This year, the traditional spring festival of students, Flower Day (13 May), is celebrated at the heart of Helsinki, in Kaivopiha and Ylioppilasaukio Square. At that time, Kaivopiha will be transformed into the students' living room in the middle of the city centre.
Festivities begin at 4.30pm with speeches and songs. Akademiska Sångföreningen comes to sing Maamme anthem in the honour of its 165th anniversary. Other entertainment includes four bands consisting of students, as well as a number of organisations presenting their activities and arranging fun checkpoints at Kaivopiha and Ylioppilasaukio Square.
Cultural tours organised every half hour start at 5pm, where you can tour the New Student House and the surrounding premises which cannot otherwise be directly accessed. On the tours, you can hear funny stories and details about the New and the Old Student Houses. Celebration continues at Kaivopiha until 8pm.
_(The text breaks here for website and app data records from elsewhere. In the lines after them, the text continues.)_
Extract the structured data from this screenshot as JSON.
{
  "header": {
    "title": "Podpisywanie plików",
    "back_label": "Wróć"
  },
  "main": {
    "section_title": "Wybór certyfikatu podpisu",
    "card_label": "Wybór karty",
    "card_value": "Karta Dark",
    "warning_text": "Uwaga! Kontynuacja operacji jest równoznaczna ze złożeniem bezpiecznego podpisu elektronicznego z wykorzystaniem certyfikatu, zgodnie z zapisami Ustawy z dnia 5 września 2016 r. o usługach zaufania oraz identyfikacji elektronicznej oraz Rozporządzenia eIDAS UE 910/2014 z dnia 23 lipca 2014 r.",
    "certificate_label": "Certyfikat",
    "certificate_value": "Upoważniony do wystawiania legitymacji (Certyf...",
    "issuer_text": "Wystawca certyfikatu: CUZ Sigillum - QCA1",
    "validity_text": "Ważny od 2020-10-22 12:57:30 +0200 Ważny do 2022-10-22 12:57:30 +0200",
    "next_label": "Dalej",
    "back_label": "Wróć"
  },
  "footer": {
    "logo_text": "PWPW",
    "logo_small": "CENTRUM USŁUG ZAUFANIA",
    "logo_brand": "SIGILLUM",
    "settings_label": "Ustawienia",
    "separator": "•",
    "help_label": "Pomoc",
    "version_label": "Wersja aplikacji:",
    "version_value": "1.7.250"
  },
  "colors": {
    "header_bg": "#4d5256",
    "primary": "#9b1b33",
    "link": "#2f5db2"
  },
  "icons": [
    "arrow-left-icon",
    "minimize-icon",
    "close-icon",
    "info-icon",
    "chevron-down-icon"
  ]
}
The spring festival of university students was already celebrated in the times of the Academy of Turku. When the University was transferred to Helsinki, it was decided that the spring festival tradition would be revived in the 1830s and Kumtähti Field in Toukola was established as the celebration place.
The celebration in 1848 was exceptional and far-reaching in many respects compared with the earlier celebrations. In this celebration, Maamme song, which had reached the position of the national anthem, was sung for the first time. J. L. Runeberg and Fredrik Pacius had specifically written the song for the occasion. Another national symbol, the Finnish flag with the lion pattern, was used for the first time and it later became the flag of the Student Union. The spring festival of the year 1848 became a special day in the origins of the national identity. Since then, Flower Day has been celebrated with the varying degrees of activity.
HYY's Specialist-Producer (culture) Pipsa Penttinen, pipsa.penttinen(at)hyy.fi, 050-5372831